> _Task statement_
The answer must be the data, repeated exactly.

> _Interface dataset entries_
╔══

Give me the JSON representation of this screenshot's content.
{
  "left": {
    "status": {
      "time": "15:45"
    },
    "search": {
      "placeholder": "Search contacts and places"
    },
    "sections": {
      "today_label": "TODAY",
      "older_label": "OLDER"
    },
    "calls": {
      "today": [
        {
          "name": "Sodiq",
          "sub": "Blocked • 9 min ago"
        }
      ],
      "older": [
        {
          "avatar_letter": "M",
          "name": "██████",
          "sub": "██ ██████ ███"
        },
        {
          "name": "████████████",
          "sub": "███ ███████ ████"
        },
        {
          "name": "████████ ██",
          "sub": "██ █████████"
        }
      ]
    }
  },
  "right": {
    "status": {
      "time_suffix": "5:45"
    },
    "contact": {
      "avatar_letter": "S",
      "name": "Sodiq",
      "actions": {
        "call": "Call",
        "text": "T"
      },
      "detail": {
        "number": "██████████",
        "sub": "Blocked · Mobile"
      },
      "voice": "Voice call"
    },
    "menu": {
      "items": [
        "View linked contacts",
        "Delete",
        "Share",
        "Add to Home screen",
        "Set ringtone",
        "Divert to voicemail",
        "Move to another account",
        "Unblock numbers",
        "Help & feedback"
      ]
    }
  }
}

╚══

> _Output for this exercise_
Give me the JSON representation of this screenshot's content.
{
  "left": {
    "status": {
      "time": "15:45"
    },
    "search": {
      "placeholder": "Search contacts and places"
    },
    "sections": {
      "today_label": "TODAY",
      "older_label": "OLDER"
    },
    "calls": {
      "today": [
        {
          "name": "Sodiq",
          "sub": "Blocked • 9 min ago"
        }
      ],
      "older": [
        {
          "avatar_letter": "M",
          "name": "██████",
          "sub": "██ ██████ ███"
        },
        {
          "name": "████████████",
          "sub": "███ ███████ ████"
        },
        {
          "name": "████████ ██",
          "sub": "██ █████████"
        }
      ]
    }
  },
  "right": {
    "status": {
      "time_suffix": "5:45"
    },
    "contact": {
      "avatar_letter": "S",
      "name": "Sodiq",
      "actions": {
        "call": "Call",
        "text": "T"
      },
      "detail": {
        "number": "██████████",
        "sub": "Blocked · Mobile"
      },
      "voice": "Voice call"
    },
    "menu": {
      "items": [
        "View linked contacts",
        "Delete",
        "Share",
        "Add to Home screen",
        "Set ringtone",
        "Divert to voicemail",
        "Move to another account",
        "Unblock numbers",
        "Help & feedback"
      ]
    }
  }
}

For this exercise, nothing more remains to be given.